Architecture[edit]

Exterior[edit]

St James' is constructed in brick with terracotta dressings, with a small number of stone dressings.[4] The roofs are slated. Its plan consists of a three-bay nave, a north porch, a chancel, a north transept and vestry, and a bell turret on the south side. All the windows contain Perpendicular-style tracery. The windows along the sides of the church have three lights. The porch is gabled, and has a pointed arch with carvings in the spandrels. At the west end of the church is a five-light window. The transept has a hipped roof, and a projecting entrance also under a hipped roof. There are two-light windows in the organ loft and in the vestry. The east window has six lights, and there are four-light windows in the north and south sides of the chancel. The bell turret is in five stages. The lowest stage contains an entrance with a pointed arch, and round-headed windows. In the second stage is a two-light window, and small windows illuminating the stair contained within the turret. Above this are two bell openings, with a third bell opening above them. At the top of the bell turret is a gable surmounted by a weathercock.[2]

Interior[edit]

Inside the church the brick is bare. The nave has a tie-beam roof, and the chancel has a boarded wagon roof. In the chancel are two sedilia and an aumbry, both in terracotta. The reredos dates from 1924, and is by Shrigley and Hunt. Also in the church is a Pre-Raphaelite painting by Alfred Charles Weatherstone. In the east window is stained glass made by Morris & Co., depicting the Epiphany. In the transept is a stained glass dating from 1943 designed by Edith Norris. The only monument in the church is to the memory of its first vicar, who died in 1911.[4] The three-manual organ was built in 1883 by W. E. Richardson at a cost of about £3,000 (£270,000 in 2015).[3][9]

See also[edit]

References[edit]
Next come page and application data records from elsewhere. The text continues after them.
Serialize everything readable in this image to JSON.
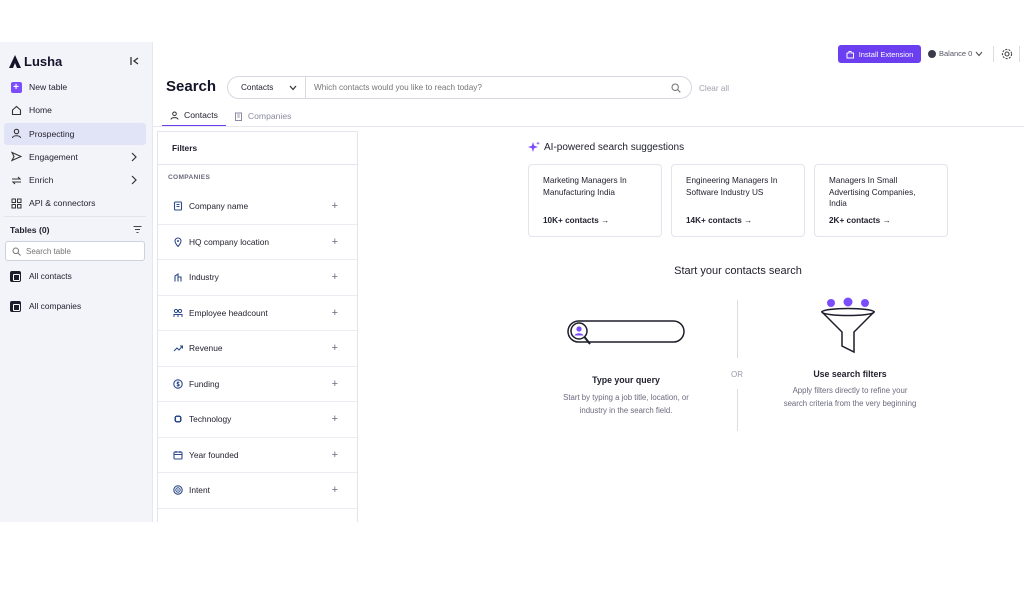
{
  "brand": {
    "name": "Lusha"
  },
  "sidebar": {
    "items": [
      {
        "label": "New table"
      },
      {
        "label": "Home"
      },
      {
        "label": "Prospecting"
      },
      {
        "label": "Engagement"
      },
      {
        "label": "Enrich"
      },
      {
        "label": "API & connectors"
      }
    ],
    "tables_label": "Tables (0)",
    "search_placeholder": "Search table",
    "tables": [
      {
        "label": "All contacts"
      },
      {
        "label": "All companies"
      }
    ]
  },
  "topbar": {
    "install_label": "Install Extension",
    "balance_label": "Balance 0"
  },
  "search": {
    "title": "Search",
    "scope": "Contacts",
    "placeholder": "Which contacts would you like to reach today?",
    "clear_label": "Clear all"
  },
  "tabs": [
    {
      "label": "Contacts"
    },
    {
      "label": "Companies"
    }
  ],
  "filters": {
    "title": "Filters",
    "group": "COMPANIES",
    "items": [
      {
        "label": "Company name"
      },
      {
        "label": "HQ company location"
      },
      {
        "label": "Industry"
      },
      {
        "label": "Employee headcount"
      },
      {
        "label": "Revenue"
      },
      {
        "label": "Funding"
      },
      {
        "label": "Technology"
      },
      {
        "label": "Year founded"
      },
      {
        "label": "Intent"
      }
    ]
  },
  "suggestions": {
    "title": "AI-powered search suggestions",
    "cards": [
      {
        "text": "Marketing Managers In Manufacturing India",
        "count": "10K+ contacts →"
      },
      {
        "text": "Engineering Managers In Software Industry US",
        "count": "14K+ contacts →"
      },
      {
        "text": "Managers In Small Advertising Companies, India",
        "count": "2K+ contacts →"
      }
    ]
  },
  "start": {
    "title": "Start your contacts search",
    "or_label": "OR",
    "query_title": "Type your query",
    "query_desc": "Start by typing a job title, location, or industry in the search field.",
    "filters_title": "Use search filters",
    "filters_desc": "Apply filters directly to refine your search criteria from the very beginning"
  },
  "colors": {
    "accent": "#6b3ff0",
    "sidebar_bg": "#f3f4fa",
    "active_bg": "#e1e3f6"
  }
}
  1. ^ St James, Daisy Hill, Church of England, retrieved 3 September 2011 
  2. ^ a b Historic England, "Church of St James, Westhoughton (1067273)", National Heritage List for England, retrieved 3 September 2011 
  3. ^ a b UK CPI inflation numbers based on data available from Gregory Clark (2015), "The Annual RPI and Average Earnings for Britain, 1209 to Present (New Series)" MeasuringWorth.
  4. ^ a b c Hartwell, Clare; Hyde, Matthew; Pevsner, Nikolaus (2004), Lancashire: Manchester and the South-East, The Buildings of England, New Haven and London: Yale University Press, pp. 676–677, ISBN 0-300-10583-5 
  5. ^ The foundation stone is laid, St James the Great, Daisy Hill, retrieved 20 November 2013 
  6. ^ Consecration of St James Church, St James the Great, Daisy Hill, retrieved 20 November 2013 
  7. ^ Brandwood, Geoff; Austin, Tim; Hughes, John; Price, James (2012), The Architecture of Sharpe, Paley and Austin, Swindon: English Heritage, pp. 114–115, ISBN 978-1-84802-049-8 
  8. ^ The Parish of Daisy Hill is formed, St James the Great, Daisy Hill, retrieved 20 November 2013 
  9. ^ Lancashire (Manchester, Greater), Westhoughton, St. James, Daisy Hill (N10975), British Institute of Organ Studies, retrieved 3 September 2011